The next city was Florence, a city I’ve always admired. Though my expectations were high, Florence lived up to what I pictured it to be. Though Rome was grand and vibrant, Florence was cute and passionate, art was everywhere and near impossible to admire it all at once. My favorite work of art from this city was The David. Similar to the colosseum and vatican, it was a sight I’d always seen in textbooks and movies, so to be directly under it was an eyeopening experience. The statue itself stands an overwhelming 17’, the detail exhibiting just how talented artists of their time were to be able to create such art without modern tools.

Soon after Florence was Venice. I arrived via a bullet train, which is similar to the inside of a plane, but the fast moving switch of passengers like a bus. Venice is an interesting city because it is entirely connected through small boats and bridges. Because of this, Venice is slowly sinking as an entire city, so I encourage you to see it while you still have the chance (though it will be hundreds of years until immersion).

Venice combined the rich culture of Rome with the innocence of Florence and perfectly topped off the trip. Gondoliers sang in their boats and (creepy) masquerade mask shops flooded the sides of the rivers. Clowns and dolls are also quite popular in this particular part of Italy. In addition, Venice is especially famous for their glass blowing sculptures. I had the privilege of watching professionals create a crystal horse out of hot glass in a matter in minutes. This of course, is common art for Venice and a popular activity to watch the glassblowers work.

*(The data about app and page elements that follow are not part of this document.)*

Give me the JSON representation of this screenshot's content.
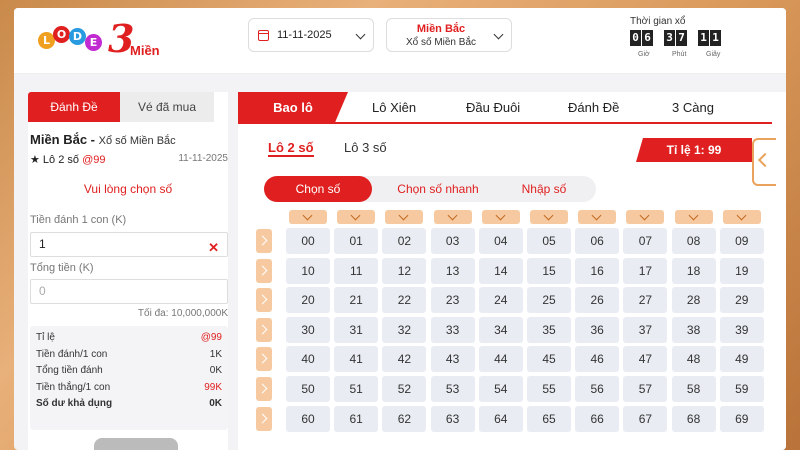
{
  "header": {
    "logo_text": "LODE",
    "logo_number": "3",
    "logo_suffix": "Miền",
    "date": "11-11-2025",
    "region_main": "Miền Bắc",
    "region_sub": "Xổ số Miền Bắc",
    "timer_title": "Thời gian xổ",
    "timer_digits": [
      "0",
      "6",
      "3",
      "7",
      "1",
      "1"
    ],
    "timer_labels": [
      "Giờ",
      "Phút",
      "Giây"
    ]
  },
  "left": {
    "tabs": [
      "Đánh Đề",
      "Vé đã mua"
    ],
    "title_bold": "Miền Bắc -",
    "title_rest": "Xổ số Miền Bắc",
    "bet_type": "★ Lô 2 số",
    "bet_rate": "@99",
    "date": "11-11-2025",
    "warning": "Vui lòng chọn số",
    "amount_label": "Tiền đánh 1 con (K)",
    "amount_value": "1",
    "total_label": "Tổng tiền (K)",
    "total_placeholder": "0",
    "max_note": "Tối đa: 10,000,000K",
    "summary": [
      {
        "label": "Tỉ lệ",
        "value": "@99",
        "red": true,
        "bold": false
      },
      {
        "label": "Tiền đánh/1 con",
        "value": "1K",
        "red": false,
        "bold": false
      },
      {
        "label": "Tổng tiền đánh",
        "value": "0K",
        "red": false,
        "bold": false
      },
      {
        "label": "Tiền thắng/1 con",
        "value": "99K",
        "red": true,
        "bold": false
      },
      {
        "label": "Số dư khả dụng",
        "value": "0K",
        "red": false,
        "bold": true
      }
    ]
  },
  "right": {
    "tabs": [
      "Bao lô",
      "Lô Xiên",
      "Đầu Đuôi",
      "Đánh Đề",
      "3 Càng"
    ],
    "subtabs": [
      "Lô 2 số",
      "Lô 3 số"
    ],
    "ratio": "Tỉ lệ 1: 99",
    "modes": [
      "Chọn số",
      "Chọn số nhanh",
      "Nhập số"
    ],
    "rows": [
      [
        "00",
        "01",
        "02",
        "03",
        "04",
        "05",
        "06",
        "07",
        "08",
        "09"
      ],
      [
        "10",
        "11",
        "12",
        "13",
        "14",
        "15",
        "16",
        "17",
        "18",
        "19"
      ],
      [
        "20",
        "21",
        "22",
        "23",
        "24",
        "25",
        "26",
        "27",
        "28",
        "29"
      ],
      [
        "30",
        "31",
        "32",
        "33",
        "34",
        "35",
        "36",
        "37",
        "38",
        "39"
      ],
      [
        "40",
        "41",
        "42",
        "43",
        "44",
        "45",
        "46",
        "47",
        "48",
        "49"
      ],
      [
        "50",
        "51",
        "52",
        "53",
        "54",
        "55",
        "56",
        "57",
        "58",
        "59"
      ],
      [
        "60",
        "61",
        "62",
        "63",
        "64",
        "65",
        "66",
        "67",
        "68",
        "69"
      ]
    ]
  },
  "colors": {
    "accent": "#e02020",
    "tab_orange": "#f6c9a0",
    "cell_bg": "#e9edf3"
  }
}
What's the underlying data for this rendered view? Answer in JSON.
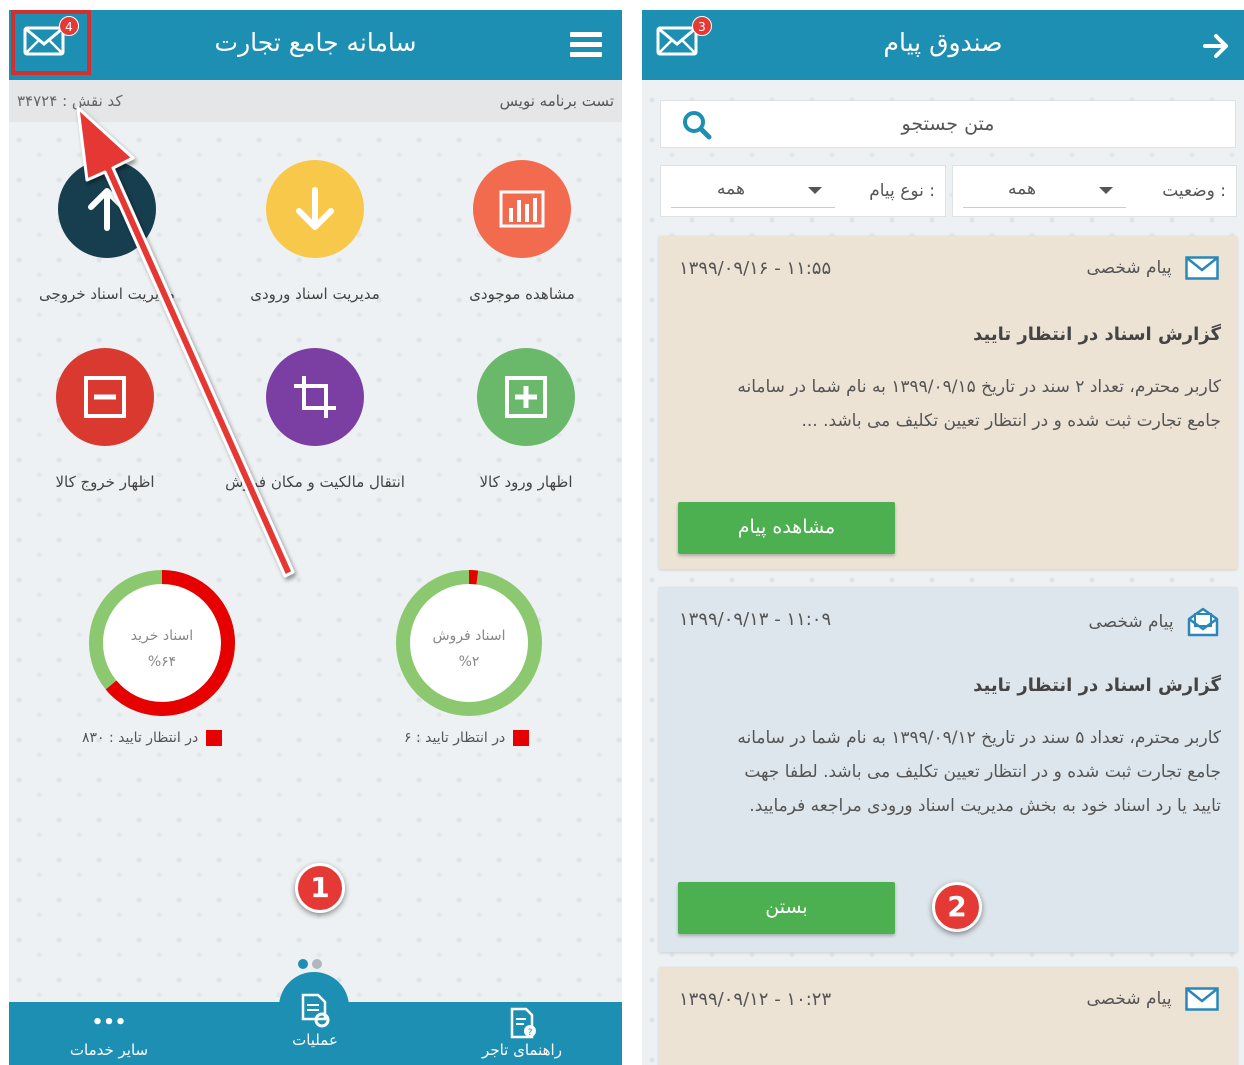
{
  "left_screen": {
    "header": {
      "title": "سامانه جامع تجارت",
      "mail_badge": "4"
    },
    "subheader": {
      "user_name": "تست برنامه نویس",
      "role_code": "کد نقش : ۳۴۷۲۴"
    },
    "tiles": [
      {
        "label": "مشاهده موجودی",
        "icon": "chart-icon",
        "color": "#f26b4f"
      },
      {
        "label": "مدیریت اسناد ورودی",
        "icon": "arrow-down-icon",
        "color": "#f8c84a"
      },
      {
        "label": "مدیریت اسناد خروجی",
        "icon": "arrow-up-icon",
        "color": "#163e4f"
      },
      {
        "label": "اظهار ورود کالا",
        "icon": "plus-box-icon",
        "color": "#6ab86a"
      },
      {
        "label": "انتقال مالکیت و مکان فروش",
        "icon": "crop-icon",
        "color": "#7b3fa3"
      },
      {
        "label": "اظهار خروج کالا",
        "icon": "minus-box-icon",
        "color": "#d9392f"
      }
    ],
    "donuts": [
      {
        "title": "اسناد فروش",
        "percent_label": "%۲",
        "percent": 2,
        "legend": "در انتظار تایید : ۶"
      },
      {
        "title": "اسناد خرید",
        "percent_label": "%۶۴",
        "percent": 64,
        "legend": "در انتظار تایید : ۸۳۰"
      }
    ],
    "step_number": "1",
    "bottom_nav": {
      "guide": "راهنمای تاجر",
      "operations": "عملیات",
      "more": "سایر خدمات",
      "more_icon": "•••"
    }
  },
  "right_screen": {
    "header": {
      "title": "صندوق پیام",
      "mail_badge": "3"
    },
    "search": {
      "placeholder": "متن جستجو"
    },
    "filters": {
      "status_label": "وضعیت :",
      "status_value": "همه",
      "type_label": "نوع پیام :",
      "type_value": "همه"
    },
    "messages": [
      {
        "datetime": "۱۳۹۹/۰۹/۱۶ - ۱۱:۵۵",
        "type": "پیام شخصی",
        "subject": "گزارش اسناد در انتظار تایید",
        "body": "کاربر محترم، تعداد ۲ سند در تاریخ  ۱۳۹۹/۰۹/۱۵  به نام شما در سامانه جامع تجارت ثبت شده و در انتظار تعیین تکلیف می باشد. ...",
        "button": "مشاهده پیام",
        "bg": "#ece3d5"
      },
      {
        "datetime": "۱۳۹۹/۰۹/۱۳ - ۱۱:۰۹",
        "type": "پیام شخصی",
        "subject": "گزارش اسناد در انتظار تایید",
        "body": "کاربر محترم، تعداد ۵ سند در تاریخ  ۱۳۹۹/۰۹/۱۲  به نام شما در سامانه جامع تجارت ثبت شده و در انتظار تعیین تکلیف می باشد. لطفا جهت تایید یا رد اسناد خود به بخش مدیریت اسناد ورودی مراجعه فرمایید.",
        "button": "بستن",
        "bg": "#dde6ec"
      },
      {
        "datetime": "۱۳۹۹/۰۹/۱۲ - ۱۰:۲۳",
        "type": "پیام شخصی",
        "bg": "#ece3d5"
      }
    ],
    "step_number": "2"
  },
  "colors": {
    "accent": "#1d8fb2",
    "green": "#4caf50",
    "donut_green": "#8cc870",
    "donut_red": "#e60000"
  }
}
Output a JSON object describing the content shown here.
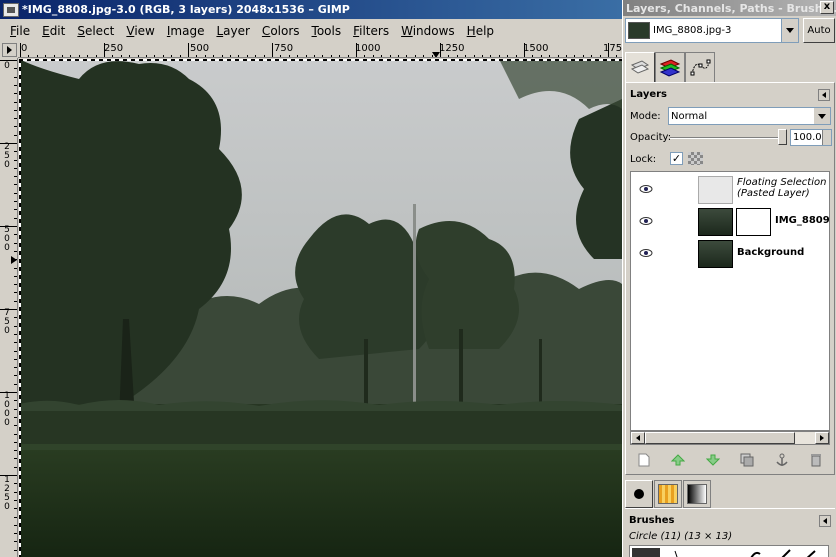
{
  "image_window": {
    "title": "*IMG_8808.jpg-3.0 (RGB, 3 layers) 2048x1536 – GIMP",
    "menu": [
      "File",
      "Edit",
      "Select",
      "View",
      "Image",
      "Layer",
      "Colors",
      "Tools",
      "Filters",
      "Windows",
      "Help"
    ],
    "h_ruler_labels": [
      "0",
      "250",
      "500",
      "750",
      "1000",
      "1250",
      "1500",
      "175"
    ],
    "v_ruler_labels": [
      "0",
      "250",
      "500",
      "750",
      "1000",
      "1250"
    ]
  },
  "dock": {
    "title": "Layers, Channels, Paths - Brushe…",
    "close_label": "x",
    "image_selector": "IMG_8808.jpg-3",
    "auto_label": "Auto",
    "layers": {
      "title": "Layers",
      "mode_label": "Mode:",
      "mode_value": "Normal",
      "opacity_label": "Opacity:",
      "opacity_value": "100.0",
      "opacity_fraction": 1.0,
      "lock_label": "Lock:",
      "lock_checked": "✓",
      "items": [
        {
          "name": "Floating Selection\n(Pasted Layer)",
          "line1": "Floating Selection",
          "line2": "(Pasted Layer)"
        },
        {
          "name": "IMG_8809"
        },
        {
          "name": "Background"
        }
      ]
    },
    "brushes": {
      "title": "Brushes",
      "current": "Circle (11) (13 × 13)"
    }
  },
  "colors": {
    "title_active": "#0a246a",
    "title_inactive": "#808080",
    "sky": "#c8cbcc",
    "foliage": "#2a3a26",
    "grass": "#1e3018"
  }
}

To sum Italy into one word, I would choose “passionate”. This country has exhibited the most types of art as well as possessing the best of all the categories. The people are lively and hard working, if they’re rowing a gondola, giving a tour, or spinning a pizza, they radiate constant effort. The sculptures, paintings, and architecture will take your breath away while ancient buildings are churches still flood with people using them for the original purpose. Everything the Italians do, I’ve learned, is done full heartedly. A single piece of art will take years to make, which would only be done with the dedication and passion of a true worker. Not only are they dedicated to their works, but they take time to stop and smell the roses, quite literally. The country is not only bustling and thriving, but they leave open pastures and architecture for the civilians and tourists to admire. I’ve learned a lot from a single country, and I recommend for all to visit if given the opportunity, to learn something and gain a new mindset of passion.